The combat is what made me love the first few Assassin’s Creed games. There was a simple joy in getting surrounded by enemies, waiting for them to attack, then countering them to death one by one. Then Ubisoft started to overcomplicate things.
Some of the complications were probably necessary. The simple counterattacks of the earlier games were already wearing thin when Assassin’s Creed 4: Black Flag came out in 2013. By the time the series got to ancient Egypt in Origins four years later, change was necessary. But when Ubisoft revamped its combat system in 2017’s Assassin’s Creed Origins and then improved on the system in Odyssey, it never quite managed to find an identity the way the first few games had. In Assassin’s Creed Valhalla, however, it seems Ubisoft finally figured out how to make fighting fun again.
The main catalyst for Valhalla’s improved combat is the game’s setting.
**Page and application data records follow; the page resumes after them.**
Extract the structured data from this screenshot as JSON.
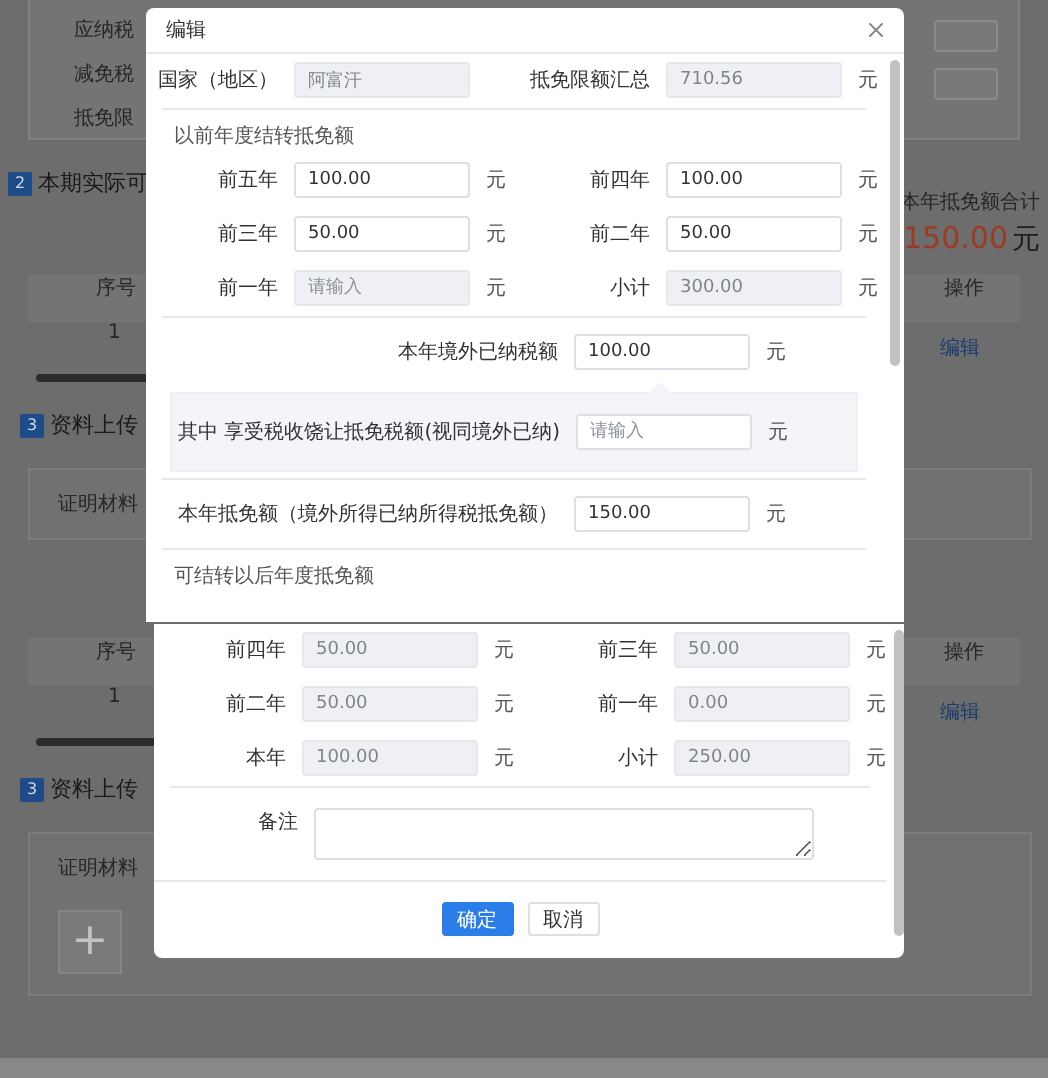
{
  "page": {
    "top_card": {
      "labels": [
        "应纳税",
        "减免税",
        "抵免限"
      ]
    },
    "section_heading": {
      "number": "2",
      "title": "本期实际可"
    },
    "total": {
      "label": "本年抵免额合计",
      "amount": "150.00",
      "unit": "元"
    },
    "parts": [
      {
        "table": {
          "columns": [
            "序号",
            "操作"
          ],
          "rows": [
            {
              "index": "1",
              "action": "编辑"
            }
          ]
        },
        "upload": {
          "number": "3",
          "title": "资料上传",
          "label": "证明材料"
        }
      },
      {
        "table": {
          "columns": [
            "序号",
            "操作"
          ],
          "rows": [
            {
              "index": "1",
              "action": "编辑"
            }
          ]
        },
        "upload": {
          "number": "3",
          "title": "资料上传",
          "label": "证明材料",
          "add_button": "+"
        }
      }
    ]
  },
  "dialogs": [
    {
      "title": "编辑",
      "sections": [
        {
          "kind": "pair",
          "fields": [
            {
              "label": "国家（地区）",
              "value": "阿富汗",
              "disabled": true
            },
            {
              "label": "抵免限额汇总",
              "value": "710.56",
              "unit": "元",
              "disabled": true
            }
          ]
        },
        {
          "kind": "divider"
        },
        {
          "kind": "heading",
          "text": "以前年度结转抵免额"
        },
        {
          "kind": "pair",
          "fields": [
            {
              "label": "前五年",
              "value": "100.00",
              "unit": "元",
              "disabled": false
            },
            {
              "label": "前四年",
              "value": "100.00",
              "unit": "元",
              "disabled": false
            }
          ]
        },
        {
          "kind": "pair",
          "fields": [
            {
              "label": "前三年",
              "value": "50.00",
              "unit": "元",
              "disabled": false
            },
            {
              "label": "前二年",
              "value": "50.00",
              "unit": "元",
              "disabled": false
            }
          ]
        },
        {
          "kind": "pair",
          "fields": [
            {
              "label": "前一年",
              "placeholder": "请输入",
              "unit": "元",
              "disabled": true
            },
            {
              "label": "小计",
              "value": "300.00",
              "unit": "元",
              "disabled": true
            }
          ]
        },
        {
          "kind": "divider"
        },
        {
          "kind": "single",
          "field": {
            "label": "本年境外已纳税额",
            "value": "100.00",
            "unit": "元",
            "disabled": false
          }
        },
        {
          "kind": "subpanel",
          "field": {
            "label": "其中 享受税收饶让抵免税额(视同境外已纳)",
            "placeholder": "请输入",
            "unit": "元",
            "disabled": false
          }
        },
        {
          "kind": "divider"
        },
        {
          "kind": "single",
          "field": {
            "label": "本年抵免额（境外所得已纳所得税抵免额）",
            "value": "150.00",
            "unit": "元",
            "disabled": false
          }
        },
        {
          "kind": "divider"
        },
        {
          "kind": "heading",
          "text": "可结转以后年度抵免额"
        }
      ]
    },
    {
      "sections": [
        {
          "kind": "pair",
          "fields": [
            {
              "label": "前四年",
              "value": "50.00",
              "unit": "元",
              "disabled": true
            },
            {
              "label": "前三年",
              "value": "50.00",
              "unit": "元",
              "disabled": true
            }
          ]
        },
        {
          "kind": "pair",
          "fields": [
            {
              "label": "前二年",
              "value": "50.00",
              "unit": "元",
              "disabled": true
            },
            {
              "label": "前一年",
              "value": "0.00",
              "unit": "元",
              "disabled": true
            }
          ]
        },
        {
          "kind": "pair",
          "fields": [
            {
              "label": "本年",
              "value": "100.00",
              "unit": "元",
              "disabled": true
            },
            {
              "label": "小计",
              "value": "250.00",
              "unit": "元",
              "disabled": true
            }
          ]
        },
        {
          "kind": "divider"
        },
        {
          "kind": "textarea",
          "label": "备注"
        }
      ],
      "buttons": [
        {
          "label": "确定",
          "kind": "primary"
        },
        {
          "label": "取消",
          "kind": "default"
        }
      ]
    }
  ]
}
Far from the previous two games’ noble warriors of ancient Greece and Egypt, with their careful duels, Valhalla is about Vikings. That means axes and broadswords with heavy swings and wide arcs. It also means that the fighting has to be fierce, quick, and brutal.
In Odyssey and Origins, combat was slow and either tactical or tedious, depending on who you asked. Those games followed in the footsteps of the complex swordplay of the Witcher series, and the rolling dodges, shield-heavy blocks, and parry timing of FromSoftware’s Soulslike games.
All those elements still exist in Valhalla, but they’re simplified and put into a larger system that feels unique. I can still block my enemies’ attacks or roll out of the way of a falling axe, but these aren’t well-trained Greek warriors with impressive shields. The enemies in Valhalla are mostly infantrymen, carrying wooden shields and swords that look like they’ve never been used. And, as befitting a Viking warrior, I don’t need to wait for the perfect moment to strike: Smashing through those wooden shields is always an option, and usually the best one.
Demolishing the enemy with all the fervor of a Viking may sound like it would turn every fight into a button-mashing frenzy, but Valhalla manages a lot more depth and challenge than that. One of the ways it keeps the combat from being too easy is with the sheer number of enemies it throws at you. Valhalla has some of the biggest fights that have ever been seen in an Assassin’s Creed game.
Raiding villages, and even castles, is an exercise that can often sprawl over huge areas hundreds of meters long. Buildings burn and archers rain arrows from ramparts, while battering rams splinter the wooden doors of fortresses. And behind those doors are dozens and dozens of soldiers, all ready for a fight.
Where previous Assassin’s Creed games had small orderly battles with careful dodging and blocking, Valhalla substitutes in raw chaos. Dodging becomes a split-second reaction rather than a careful prediction of one enemy or another’s attacks. At one point in an early raid, I sprinted ahead of my fellow Vikings and threw myself in the center of nearly 20 enemies. Arrows were flying everywhere, swords were getting jabbed at my back, and I had to constantly move and dodge, or I’d catch a stray ax to the head. It’s not that it’s any more or less difficult than the combat in Odyssey or Origins; it’s just a different, simpler kind of challenge.
Over the last several years, games have gotten really good at the sparseness of “real” melee combat, where equally matched fighters wait carefully for openings in their opponents’ defense. That definitely seemed like what Assassin’s Creed Origins and Odyssey were going for. But few games manage to convey the cinematic thrill of being the best warrior on a crowded battlefield, tearing through dozens of enemies with ease. When I was on a roll in Valhalla, I looked like the Viking version of Aragorn cutting through an army of orcs in Lord of the Rings. I would smash one English defender to the ground, then round my ax on the enemy behind me, then move on to the rest of the army without missing a beat. That’s where Valhalla is at its best, and where it finds a brand-new identity for Assassin’s Creed.